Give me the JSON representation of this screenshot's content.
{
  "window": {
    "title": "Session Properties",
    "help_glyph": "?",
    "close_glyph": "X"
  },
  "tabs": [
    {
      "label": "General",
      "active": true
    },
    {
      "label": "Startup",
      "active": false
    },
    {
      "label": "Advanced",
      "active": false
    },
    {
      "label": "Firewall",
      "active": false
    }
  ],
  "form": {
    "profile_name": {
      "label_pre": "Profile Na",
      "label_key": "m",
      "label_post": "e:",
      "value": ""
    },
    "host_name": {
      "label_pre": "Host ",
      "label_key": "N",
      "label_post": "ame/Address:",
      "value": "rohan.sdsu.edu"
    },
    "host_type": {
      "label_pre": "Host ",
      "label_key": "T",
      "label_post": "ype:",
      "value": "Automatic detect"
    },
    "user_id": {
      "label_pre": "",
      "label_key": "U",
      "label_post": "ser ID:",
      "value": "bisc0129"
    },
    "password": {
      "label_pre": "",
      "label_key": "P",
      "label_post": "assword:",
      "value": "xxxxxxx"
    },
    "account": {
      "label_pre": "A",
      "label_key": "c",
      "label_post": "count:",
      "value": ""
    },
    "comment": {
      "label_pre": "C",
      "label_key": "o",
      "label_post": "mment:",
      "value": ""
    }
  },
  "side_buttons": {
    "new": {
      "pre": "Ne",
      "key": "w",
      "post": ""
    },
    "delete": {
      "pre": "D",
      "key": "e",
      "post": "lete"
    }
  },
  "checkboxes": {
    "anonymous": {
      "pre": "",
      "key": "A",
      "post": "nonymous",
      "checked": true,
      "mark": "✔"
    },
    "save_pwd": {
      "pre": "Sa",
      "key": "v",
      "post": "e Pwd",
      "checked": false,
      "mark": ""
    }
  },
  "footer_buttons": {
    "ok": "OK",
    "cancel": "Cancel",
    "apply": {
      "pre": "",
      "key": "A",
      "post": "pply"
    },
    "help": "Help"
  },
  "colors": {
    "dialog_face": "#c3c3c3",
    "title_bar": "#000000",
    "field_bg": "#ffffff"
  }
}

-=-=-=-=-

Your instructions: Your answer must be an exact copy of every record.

Output:
Give me the JSON representation of this screenshot's content.
{
  "window": {
    "title": "Session Properties",
    "help_glyph": "?",
    "close_glyph": "X"
  },
  "tabs": [
    {
      "label": "General",
      "active": true
    },
    {
      "label": "Startup",
      "active": false
    },
    {
      "label": "Advanced",
      "active": false
    },
    {
      "label": "Firewall",
      "active": false
    }
  ],
  "form": {
    "profile_name": {
      "label_pre": "Profile Na",
      "label_key": "m",
      "label_post": "e:",
      "value": ""
    },
    "host_name": {
      "label_pre": "Host ",
      "label_key": "N",
      "label_post": "ame/Address:",
      "value": "rohan.sdsu.edu"
    },
    "host_type": {
      "label_pre": "Host ",
      "label_key": "T",
      "label_post": "ype:",
      "value": "Automatic detect"
    },
    "user_id": {
      "label_pre": "",
      "label_key": "U",
      "label_post": "ser ID:",
      "value": "bisc0129"
    },
    "password": {
      "label_pre": "",
      "label_key": "P",
      "label_post": "assword:",
      "value": "xxxxxxx"
    },
    "account": {
      "label_pre": "A",
      "label_key": "c",
      "label_post": "count:",
      "value": ""
    },
    "comment": {
      "label_pre": "C",
      "label_key": "o",
      "label_post": "mment:",
      "value": ""
    }
  },
  "side_buttons": {
    "new": {
      "pre": "Ne",
      "key": "w",
      "post": ""
    },
    "delete": {
      "pre": "D",
      "key": "e",
      "post": "lete"
    }
  },
  "checkboxes": {
    "anonymous": {
      "pre": "",
      "key": "A",
      "post": "nonymous",
      "checked": true,
      "mark": "✔"
    },
    "save_pwd": {
      "pre": "Sa",
      "key": "v",
      "post": "e Pwd",
      "checked": false,
      "mark": ""
    }
  },
  "footer_buttons": {
    "ok": "OK",
    "cancel": "Cancel",
    "apply": {
      "pre": "",
      "key": "A",
      "post": "pply"
    },
    "help": "Help"
  },
  "colors": {
    "dialog_face": "#c3c3c3",
    "title_bar": "#000000",
    "field_bg": "#ffffff"
  }
}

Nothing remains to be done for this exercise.